With every Herb/ remedy I address, I try to be as accurate and thorough as I can be with the information provided and where research is available on safety rating dosage etc I will write it on the page, but in a lot of cases research data is limited or non-existent.

The FDA (USA), MHRA (UK) do not regulate herbs and dietary supplements like prescription drugs. Herbs and dietary supplements can be sold without any proof of effectiveness or safety. All medical literature is evaluated to determine effectiveness ratings based on scientific evidence.
Each product is rated for a particular use or condition.
If a product is used to treat more than one condition, you may find different effectiveness ratings for each use.

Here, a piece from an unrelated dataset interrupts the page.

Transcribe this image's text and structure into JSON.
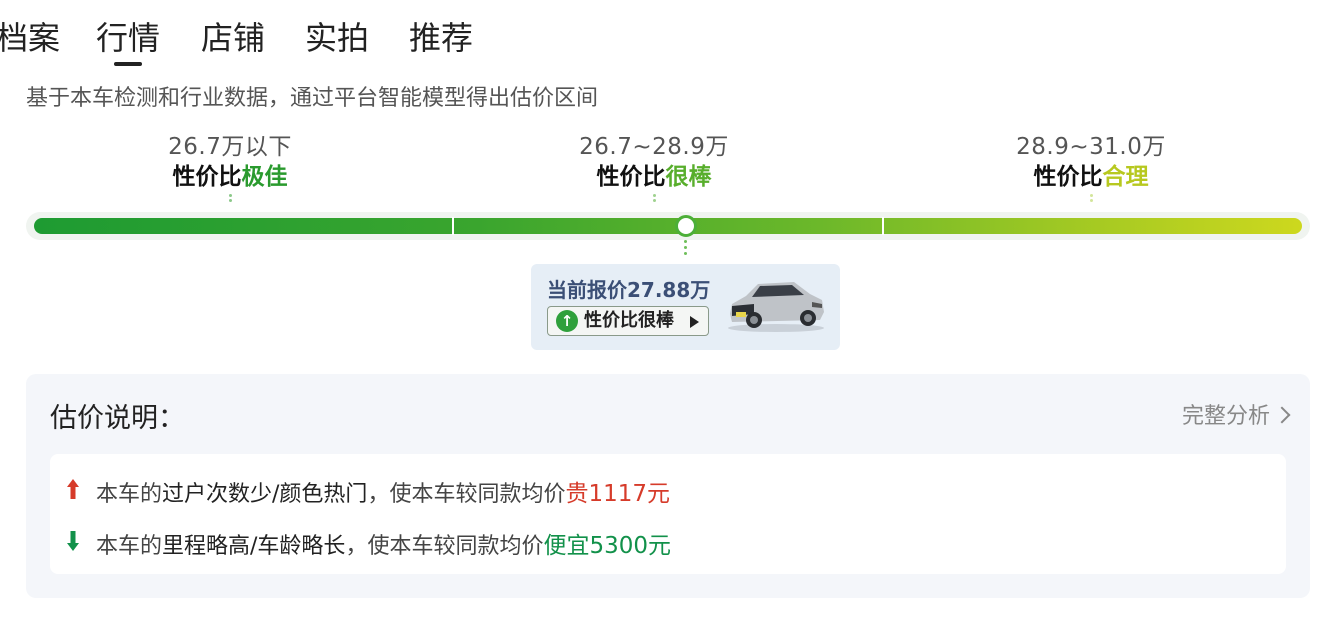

Effective:
A product has passed a scientific review (similar to and as rigorous as the review of drugs done by the FDA/MHRA) and found to be effective for a specific use.
Likely effective:
Reputable scientific references generally agree that the product is effective for a specific use and at least two scientifically rigorous studies (involving at least several hundred patients) found the product to be likely effective and the studies are published in scientific journals.
Possibly effective:
Scientific references suggest that the product might work for a specific use and at least one study found that the product might be effective.
Possibly ineffective:
Scientific references suggest that the product might not work for a specific use and at least one study found that the product might not be effective.

Likely ineffective:
Scientific references generally agree that the product is not effective for a specific use and at least two scientifically rigorous studies found the product likely to be ineffective and the studies are published in scientific journals.
Ineffective:
Most scientific references agree that the product is not effective for a specific use and no reliable studies show the product to be effective.
Insufficient evidence:
If claims are being made about a product but there is no scientific info available about the effectiveness or ineffectiveness of the product,
Natural Treatments Interactions
Talk with an herbalist, homeopath or holistic vet before giving any or combination.
Interaction Severity Levels:
Major Do not take this combination, it can cause serious adverse outcome
Moderate Be cautious with this combination, an adverse outcome could occur.
Minor Be watchful with this combination, there is a possibility of an adverse outcome.

Although a lot of plants are used by herbalists and homeopaths, I would still like to address that plants can be poisonous and that if you think your pet has eaten a plant (or part of) to seek professional advice
The ASPCA has a full list of poisonous and non poisonous plants here